Every January the Council on Tall Buildings and Urban Habitat conducts a review of skyscraper construction and compiles all the data from the previous year. The trend since 2007 has seen record breaking years for buildings taller than 200 meters completed, with 88 skyscrapers completed in 2011. Even as the global economy is slowly recuperating from the 2008 financial crisis, it would appear as though this trend will remain relatively stable. China, leading the pack at 23 completed towers is predicted to remain at the forefront of skyscraper market, followed by Middle Eastern countries in the next decade. UAE, South Korea, and Panama City – an up and coming cosmopolitan city – rounded out the top four. Of the towers completed in 2011, 17 have made their way into the top 100 tallest buildings – Shenzhen’s Kingkey 100, at 442 meters crowning this year’s list. More after the break.
The statistics point towards an optimistic future for high rise construction, albeit with a changing building typology, with mixed-use building gaining significant preference due to its increased market viability and buildings dedicated solely to office use falling to the 50% mark. Be on the lookout for 3 relative newcomers to this annual list; as Panama City, Panama, Abu Dhabi, UAE and Busan, South Korea begin to unleash towers at an increasing rate – 34 of the 88 buildings in 2011 were completed in these cities – surpassing some of the previous skyscraper heavyweight cities such as Dubai, Shanghai, and Singapore. To read the CTBUH’s full report click here.
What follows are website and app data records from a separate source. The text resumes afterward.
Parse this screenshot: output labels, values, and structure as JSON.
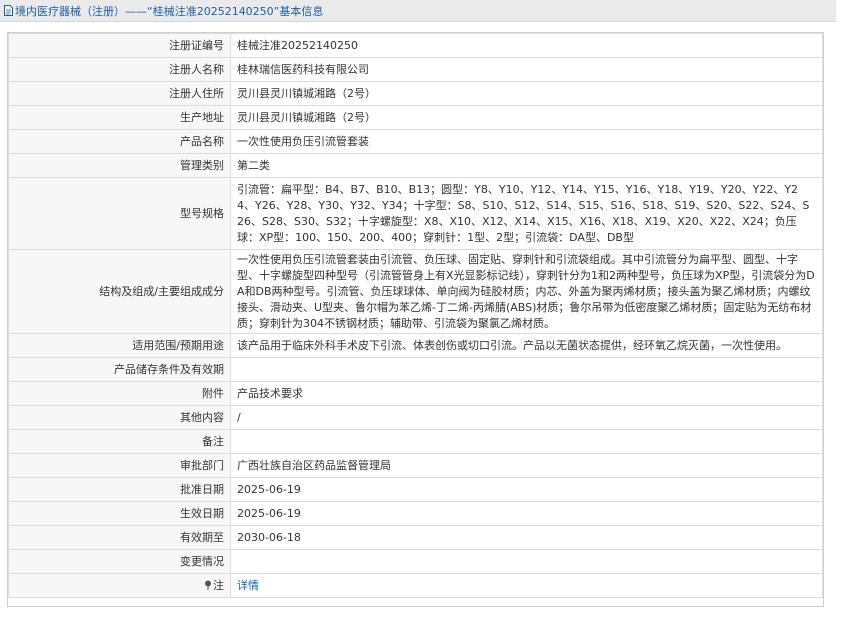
{
  "header": {
    "title": "境内医疗器械（注册）——“桂械注准20252140250”基本信息"
  },
  "rows": [
    {
      "label": "注册证编号",
      "value": "桂械注准20252140250"
    },
    {
      "label": "注册人名称",
      "value": "桂林瑞信医药科技有限公司"
    },
    {
      "label": "注册人住所",
      "value": "灵川县灵川镇城湘路（2号）"
    },
    {
      "label": "生产地址",
      "value": "灵川县灵川镇城湘路（2号）"
    },
    {
      "label": "产品名称",
      "value": "一次性使用负压引流管套装"
    },
    {
      "label": "管理类别",
      "value": "第二类"
    },
    {
      "label": "型号规格",
      "value": "引流管：扁平型：B4、B7、B10、B13；圆型：Y8、Y10、Y12、Y14、Y15、Y16、Y18、Y19、Y20、Y22、Y24、Y26、Y28、Y30、Y32、Y34；十字型：S8、S10、S12、S14、S15、S16、S18、S19、S20、S22、S24、S26、S28、S30、S32；十字螺旋型：X8、X10、X12、X14、X15、X16、X18、X19、X20、X22、X24；负压球：XP型：100、150、200、400；穿刺针：1型、2型；引流袋：DA型、DB型"
    },
    {
      "label": "结构及组成/主要组成成分",
      "value": "一次性使用负压引流管套装由引流管、负压球、固定贴、穿刺针和引流袋组成。其中引流管分为扁平型、圆型、十字型、十字螺旋型四种型号（引流管管身上有X光显影标记线），穿刺针分为1和2两种型号，负压球为XP型，引流袋分为DA和DB两种型号。引流管、负压球球体、单向阀为硅胶材质；内芯、外盖为聚丙烯材质；接头盖为聚乙烯材质；内螺纹接头、滑动夹、U型夹、鲁尔帽为苯乙烯-丁二烯-丙烯腈(ABS)材质；鲁尔吊带为低密度聚乙烯材质；固定贴为无纺布材质；穿刺针为304不锈钢材质；辅助带、引流袋为聚氯乙烯材质。"
    },
    {
      "label": "适用范围/预期用途",
      "value": "该产品用于临床外科手术皮下引流、体表创伤或切口引流。产品以无菌状态提供，经环氧乙烷灭菌，一次性使用。"
    },
    {
      "label": "产品储存条件及有效期",
      "value": ""
    },
    {
      "label": "附件",
      "value": "产品技术要求"
    },
    {
      "label": "其他内容",
      "value": "/"
    },
    {
      "label": "备注",
      "value": ""
    },
    {
      "label": "审批部门",
      "value": "广西壮族自治区药品监督管理局"
    },
    {
      "label": "批准日期",
      "value": "2025-06-19"
    },
    {
      "label": "生效日期",
      "value": "2025-06-19"
    },
    {
      "label": "有效期至",
      "value": "2030-06-18"
    },
    {
      "label": "变更情况",
      "value": ""
    },
    {
      "label": "注",
      "value": "详情"
    }
  ],
  "icons": {
    "title": "document-icon",
    "note": "pin-icon"
  },
  "colors": {
    "link": "#1a5fa8",
    "header_bg": "#eaeaea",
    "label_bg": "#f7f7f7"
  }
}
The Council on Tall Buildings and Urban Habitat, based at the Illinois Institute of Technology in Chicago, is an international not-for-profit organization supported by architecture, engineering, planning, development, and construction professionals, designed to facilitate exchanges among those involved in all aspects of the planning, design, construction, and operation of tall buildings. Visit their site here.